A There are over 576 known species and over 700 named hybrids. Accordingly ID from leaf shape alone is rarely reliable. So be patient if possible and wait until your plant flowers before asking the Passiflora Facebook Group for ID. Then at minimum send a picture or link showing the whole leaf and its petiole & the flower. The petiole is the bit of stem that connects the leaf to the plant. The petiole glands are little bumps/stalks, as shown above, that secrete nectar. They are very useful to help ID. See Passiflora ‘Amethyst’ for an example of a good range of pictures.

Taxonomist Dr. Peter Møller Jørgensen comments,

”One of the reason botanist want specimens is so that we can see all characters and not just what the photographer decided to show. A friend of mine said that the back side of the flower has in general many more characters than the front, but nobody photographs it… Think about it, take many photographs from several angles, and we will have a much easier job of identifying the plants. That is if you do not want to send us a specimen…”

Q  Can you ID this seed for me?

 A  As there are well over thousand hybrids and species best advice, although many seed are distinctive is germinate it.

 Q I am not sure if my plant is labelled correctly?

A  Passiflora often have incorrect identification even by reputable nurseries & websites. Even experts sometimes struggle with rare or very similar species. Plants and especially seed from eBay can also throw up a few surprises! Never buy hybrid seed from whatever source, it may be from the hybrid as described but will probably not come up the same as it and is likely to be inferior.

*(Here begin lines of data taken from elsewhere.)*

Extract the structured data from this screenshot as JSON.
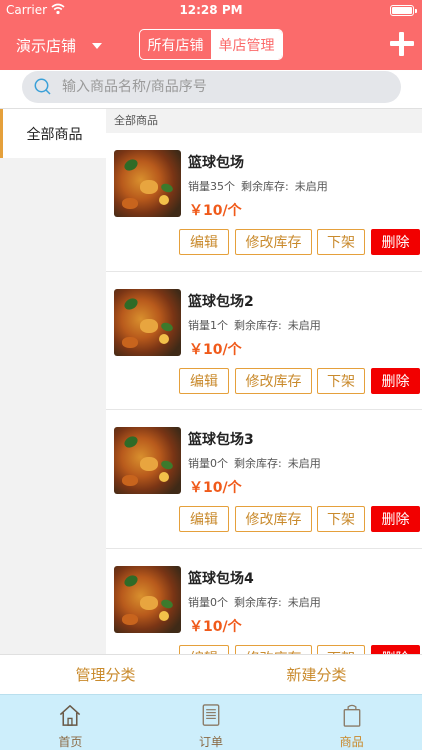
{
  "status_bar": {
    "carrier": "Carrier",
    "time": "12:28 PM"
  },
  "nav": {
    "store_name": "演示店铺",
    "segments": [
      "所有店铺",
      "单店管理"
    ],
    "active_segment": "单店管理"
  },
  "search": {
    "placeholder": "输入商品名称/商品序号"
  },
  "categories": [
    {
      "label": "全部商品",
      "selected": true
    }
  ],
  "list": {
    "header": "全部商品",
    "products": [
      {
        "name": "篮球包场",
        "sales": "销量35个",
        "stock_label": "剩余库存:",
        "stock_value": "未启用",
        "price": "￥10/个"
      },
      {
        "name": "篮球包场2",
        "sales": "销量1个",
        "stock_label": "剩余库存:",
        "stock_value": "未启用",
        "price": "￥10/个"
      },
      {
        "name": "篮球包场3",
        "sales": "销量0个",
        "stock_label": "剩余库存:",
        "stock_value": "未启用",
        "price": "￥10/个"
      },
      {
        "name": "篮球包场4",
        "sales": "销量0个",
        "stock_label": "剩余库存:",
        "stock_value": "未启用",
        "price": "￥10/个"
      }
    ],
    "buttons": {
      "edit": "编辑",
      "stock": "修改库存",
      "off_shelf": "下架",
      "delete": "删除"
    }
  },
  "bottom_actions": {
    "manage": "管理分类",
    "create": "新建分类"
  },
  "tabs": [
    {
      "label": "首页",
      "icon": "home-icon"
    },
    {
      "label": "订单",
      "icon": "order-icon"
    },
    {
      "label": "商品",
      "icon": "product-icon"
    }
  ],
  "colors": {
    "brand": "#fb6b6b",
    "accent": "#e5a03b",
    "delete": "#f20000",
    "price": "#f05a1a",
    "tab_bar": "#cdeefb"
  }
}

Hybrids should always be bought as plants which are grown from cuttings from the original plant.